BUG OF THE MONTH: August 1996

Leaf-Cutter Bees

Order Hymenoptera, family Megachilidae (part)

Copyright © 1996 by  Louise Kulzer

This article originally appeared in Scarabogram, August 1996, New Series No. 196, p. 3.

b&w photo of two Megachile species adults
Two species of Megachile
(from Howard 1903)

I always like late spring and summer, because as soon as my roses start looking good, I can be pretty sure the leaf-cutter bees are not far behind. Leaf-cutter bees are solitary bees in the family Megachilidae (but remember, not all megachilids cut leaves). Those that do cut leaves use them to line their nests, which are constructed in a variety of places, such as tunnels in the ground, under stones, in the pith of brambles (Frost 1959) or excavated in wood.

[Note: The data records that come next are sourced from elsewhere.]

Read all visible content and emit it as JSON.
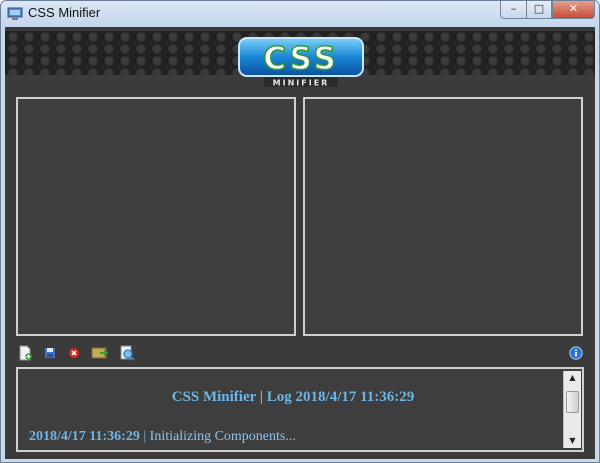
{
  "window": {
    "title": "CSS Minifier",
    "controls": {
      "minimize": "–",
      "maximize": "□",
      "close": "✕"
    }
  },
  "logo": {
    "main_text": "CSS",
    "sub_text": "MINIFIER"
  },
  "toolbar": {
    "icons": [
      "new-file-icon",
      "save-icon",
      "delete-icon",
      "export-icon",
      "preview-icon"
    ],
    "info_icon": "info-icon"
  },
  "log": {
    "header": "CSS Minifier | Log 2018/4/17 11:36:29",
    "entries": [
      {
        "timestamp": "2018/4/17 11:36:29",
        "separator": " | ",
        "message": "Initializing Components..."
      }
    ]
  },
  "colors": {
    "log_text": "#6cb6ea",
    "panel_bg": "#3b3b3b",
    "pane_border": "#cfcfcf"
  }
}
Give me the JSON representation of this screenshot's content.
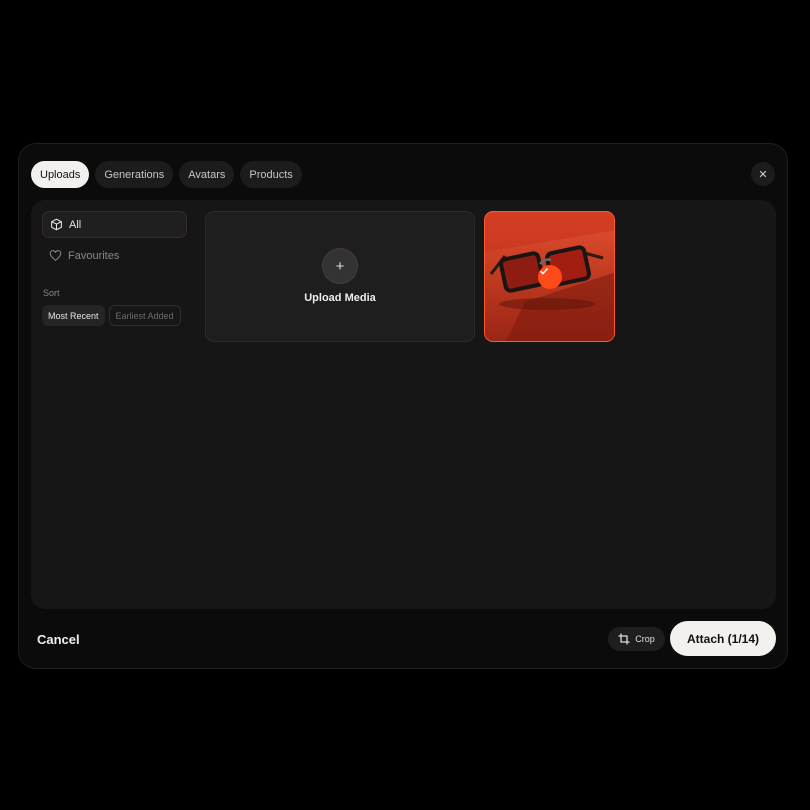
{
  "tabs": [
    {
      "label": "Uploads",
      "active": true
    },
    {
      "label": "Generations",
      "active": false
    },
    {
      "label": "Avatars",
      "active": false
    },
    {
      "label": "Products",
      "active": false
    }
  ],
  "close_icon": "close-icon",
  "sidebar": {
    "items": [
      {
        "label": "All",
        "icon": "cube-icon",
        "active": true
      },
      {
        "label": "Favourites",
        "icon": "heart-icon",
        "active": false
      }
    ],
    "sort_label": "Sort",
    "sort_options": [
      {
        "label": "Most Recent",
        "active": true
      },
      {
        "label": "Earliest Added",
        "active": false
      }
    ]
  },
  "upload": {
    "label": "Upload Media",
    "icon": "plus-icon"
  },
  "media": [
    {
      "subject": "red sunglasses on red background",
      "selected": true
    }
  ],
  "footer": {
    "cancel_label": "Cancel",
    "crop_label": "Crop",
    "attach_label": "Attach (1/14)"
  },
  "colors": {
    "accent": "#ff4a1a",
    "background": "#000000",
    "modal": "#0b0b0b",
    "panel": "#161616"
  }
}
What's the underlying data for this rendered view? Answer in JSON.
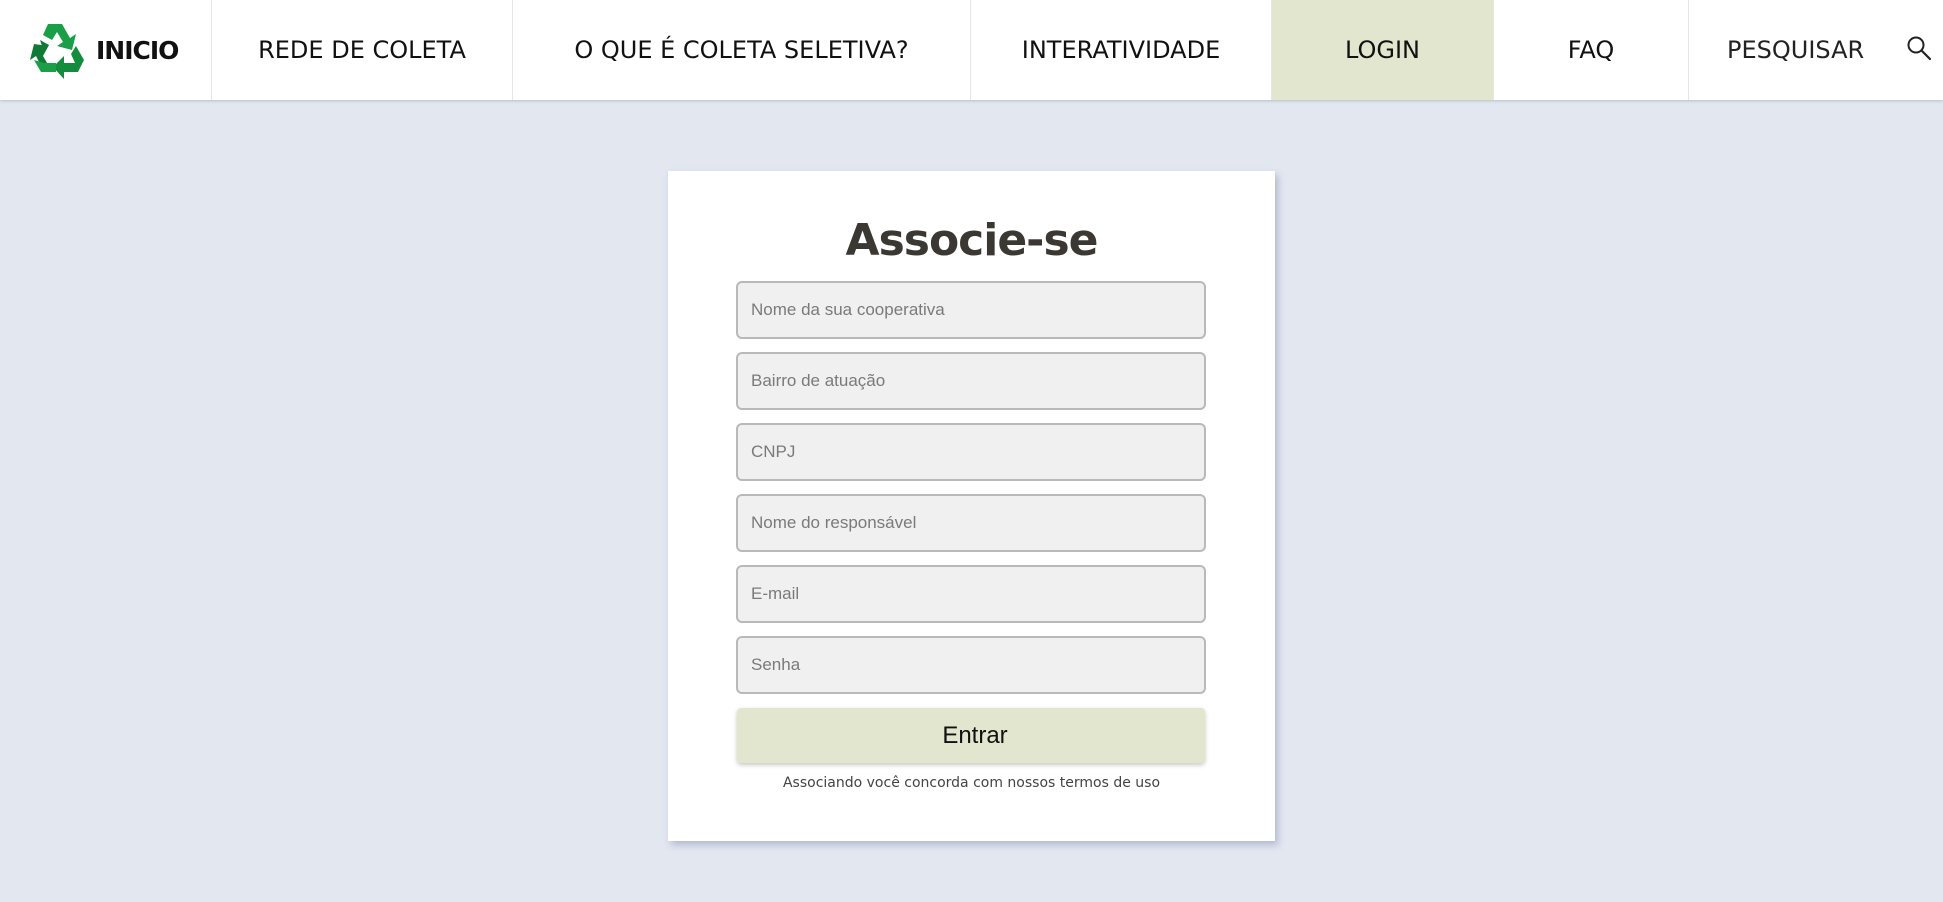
{
  "nav": {
    "brand_label": "INICIO",
    "items": [
      {
        "label": "REDE DE COLETA"
      },
      {
        "label": "O QUE É COLETA SELETIVA?"
      },
      {
        "label": "INTERATIVIDADE"
      },
      {
        "label": "LOGIN",
        "active": true
      },
      {
        "label": "FAQ"
      }
    ],
    "search_label": "PESQUISAR",
    "search_icon": "search-icon",
    "logo_icon": "recycle-icon"
  },
  "form": {
    "title": "Associe-se",
    "fields": [
      {
        "placeholder": "Nome da sua cooperativa",
        "value": ""
      },
      {
        "placeholder": "Bairro de atuação",
        "value": ""
      },
      {
        "placeholder": "CNPJ",
        "value": ""
      },
      {
        "placeholder": "Nome do responsável",
        "value": ""
      },
      {
        "placeholder": "E-mail",
        "value": ""
      },
      {
        "placeholder": "Senha",
        "value": ""
      }
    ],
    "submit_label": "Entrar",
    "terms_text": "Associando você concorda com nossos termos de uso"
  },
  "colors": {
    "background": "#e3e7f0",
    "active_tab": "#e2e6cf",
    "button": "#e2e6cf",
    "logo_green": "#1a9e48",
    "logo_green_dark": "#0f7a35"
  }
}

[Most megachilids use pre-existing holes and do not dig their own burrows. Of 20 genera in the Pacific Northwest, three (Trachusa, most Megachile, some Hoplitis) use leaf pieces and many Osmia (a large genus also including the mason bees) use chewed-up leaf (Stephen et al. 1969).]

diagram of Megachile nest

Actually, it's a bit more elaborate than just lining the nest burrow. Leaf-cutter bees construct several cells from the leaf pieces they collect. The cells are positioned end to end in a long burrow. Several circular leaf pieces form the bottom, then oblong pieces are placed along the sides to form a "thimble." This thimble is then provisioned with nectar and pollen, and an egg is laid in it. Then the bee cuts more circular pieces to close the cell. Once the cell is closed, the bee starts another cell above the first, until the whole cavity is filled. Like all solitary bees, the female leaves the nest after it is closed. The grubs fend for themselves on the nectar and pollen.

The adult leaf-cutter bee is smaller than a honey bee, dark, often hairy, with a prominent pollen basket below. Females are workaholics, and are a delight to watch because, being so intent on cutting leaves, they usually ignore a nearby observer! The leaf sections are cut with the mandibles, and the bee forms an arc with her head along the leaf edge to make the circular shape. (They remind me a little of an electric can opener, only with much more personality.)

scan of rose leaves with bee cuts
Leaf-cutter bee damage on rose. Note both
oval and circular cuts.

Leaf-cutter bees are most notorious for cutting circular and oval holes in rose leaves, but I have seen them gather Hypericum sp. (St. John's wort), and this year they are particularly attracted to my vine maple. None of these plants are in the same family either, so that's not it. I think they choose plants that have a specific texture and thickness, much as one might choose paper of a certain weight for a report cover. It would be interesting to compare observations, fellow Scarabs!

Next time you see round or oval holes in your rose leaves, notice if they are regular and neat in outline (rather than ragged, like beetle damage is). If so, don't be dismayed. Just wait quietly and you may be rewarded by seeing first-hand the efficient, elegant work of the leaf-cutter bee.


Frost, S.W. 1959. Insect Life and Insect Natural History. Dover Publications, NY.

Stephen, W.P., G.E. Bohart, & P.F. Torchio. 1969. The Biology and External Morphology of Bees, With a Synopsis of the Genera of Northwestern America. Agricultural Experiment Station, Oregon State University, Corvallis.

This page last updated 16 June, 2005